(App and web page records)
◆ ◆ ◆ ◆ ◆

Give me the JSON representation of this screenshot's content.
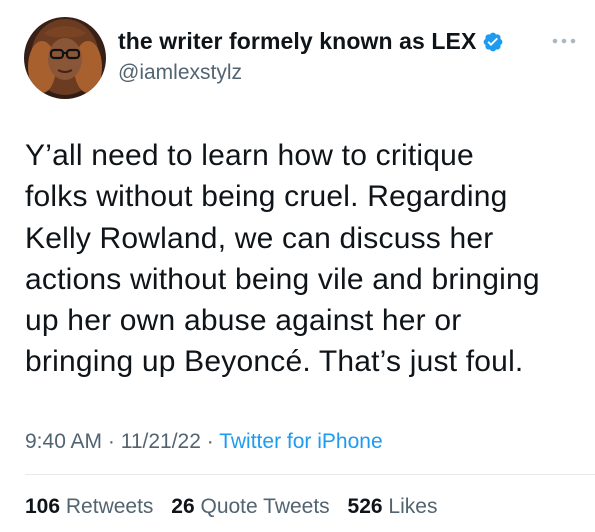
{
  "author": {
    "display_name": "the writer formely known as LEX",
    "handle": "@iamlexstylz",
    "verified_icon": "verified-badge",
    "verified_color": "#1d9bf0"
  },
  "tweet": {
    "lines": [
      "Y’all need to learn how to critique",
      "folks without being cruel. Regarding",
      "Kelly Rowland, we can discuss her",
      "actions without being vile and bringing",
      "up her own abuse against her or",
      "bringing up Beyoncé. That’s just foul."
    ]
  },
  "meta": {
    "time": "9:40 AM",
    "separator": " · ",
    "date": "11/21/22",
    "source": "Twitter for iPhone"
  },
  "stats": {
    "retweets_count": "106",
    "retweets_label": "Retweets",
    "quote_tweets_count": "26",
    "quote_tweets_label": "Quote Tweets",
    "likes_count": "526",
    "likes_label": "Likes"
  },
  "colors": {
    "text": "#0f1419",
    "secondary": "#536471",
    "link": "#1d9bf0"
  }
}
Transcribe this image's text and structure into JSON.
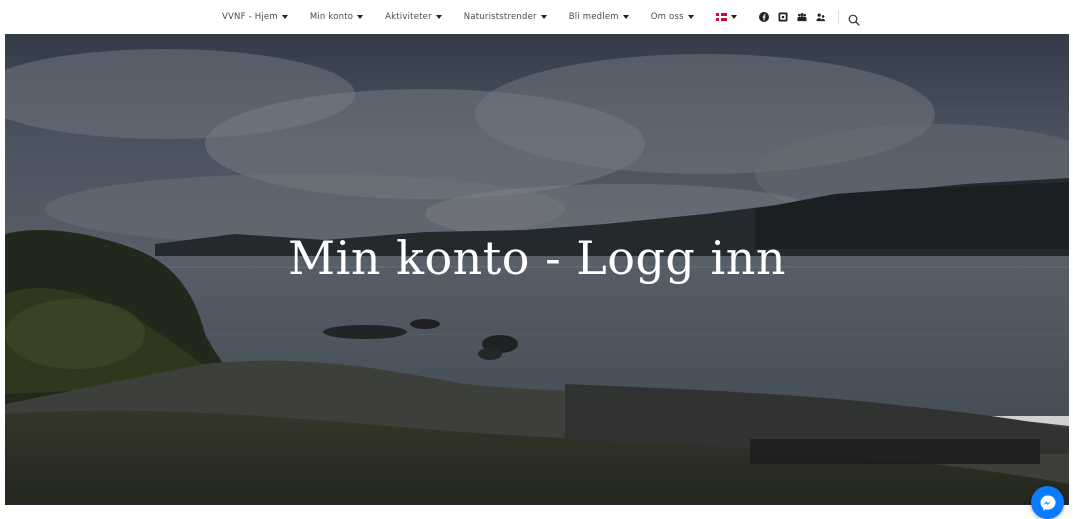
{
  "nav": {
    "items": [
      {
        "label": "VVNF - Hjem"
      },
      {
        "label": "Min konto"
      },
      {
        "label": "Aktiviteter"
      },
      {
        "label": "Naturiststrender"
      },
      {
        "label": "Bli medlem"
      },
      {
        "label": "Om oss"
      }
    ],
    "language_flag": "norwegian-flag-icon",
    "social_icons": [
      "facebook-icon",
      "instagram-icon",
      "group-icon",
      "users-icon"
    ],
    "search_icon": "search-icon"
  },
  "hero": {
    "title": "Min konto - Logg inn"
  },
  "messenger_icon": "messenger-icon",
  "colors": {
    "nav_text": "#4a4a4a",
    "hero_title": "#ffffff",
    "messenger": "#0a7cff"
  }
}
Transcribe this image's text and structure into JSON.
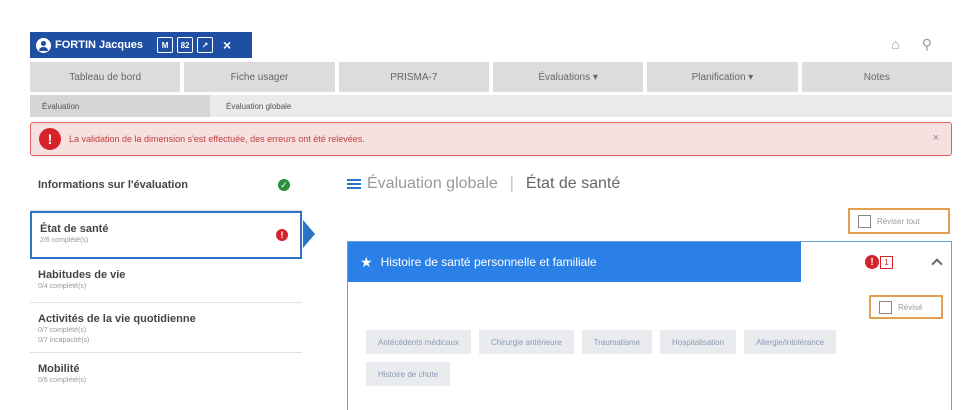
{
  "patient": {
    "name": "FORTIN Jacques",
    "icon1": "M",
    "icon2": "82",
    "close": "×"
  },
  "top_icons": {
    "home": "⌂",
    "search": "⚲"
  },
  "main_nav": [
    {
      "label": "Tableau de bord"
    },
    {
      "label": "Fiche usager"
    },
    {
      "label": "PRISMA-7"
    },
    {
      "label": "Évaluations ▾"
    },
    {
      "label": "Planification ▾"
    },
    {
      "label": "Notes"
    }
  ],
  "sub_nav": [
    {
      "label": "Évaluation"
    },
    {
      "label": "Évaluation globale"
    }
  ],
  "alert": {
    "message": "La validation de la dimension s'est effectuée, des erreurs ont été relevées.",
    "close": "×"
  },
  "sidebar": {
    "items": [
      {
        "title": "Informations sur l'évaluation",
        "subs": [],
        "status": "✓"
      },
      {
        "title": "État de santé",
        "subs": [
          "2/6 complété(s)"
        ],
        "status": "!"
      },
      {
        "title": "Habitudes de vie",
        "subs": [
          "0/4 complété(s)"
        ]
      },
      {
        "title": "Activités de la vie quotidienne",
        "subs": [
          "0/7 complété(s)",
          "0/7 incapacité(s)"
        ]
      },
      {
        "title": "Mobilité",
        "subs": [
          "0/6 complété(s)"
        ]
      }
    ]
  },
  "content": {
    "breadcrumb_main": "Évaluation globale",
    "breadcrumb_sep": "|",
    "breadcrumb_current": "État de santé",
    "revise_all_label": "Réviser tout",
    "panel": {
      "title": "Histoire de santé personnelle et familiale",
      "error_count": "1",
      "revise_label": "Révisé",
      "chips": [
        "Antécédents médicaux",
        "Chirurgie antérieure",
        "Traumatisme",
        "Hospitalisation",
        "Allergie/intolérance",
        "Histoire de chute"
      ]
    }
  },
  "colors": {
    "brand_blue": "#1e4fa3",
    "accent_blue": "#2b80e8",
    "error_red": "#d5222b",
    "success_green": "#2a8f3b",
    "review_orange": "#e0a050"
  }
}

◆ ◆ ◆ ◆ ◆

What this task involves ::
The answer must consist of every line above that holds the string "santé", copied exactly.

Answer to the problem ::
        "title": "État de santé",
    "breadcrumb_current": "État de santé",
      "title": "Histoire de santé personnelle et familiale",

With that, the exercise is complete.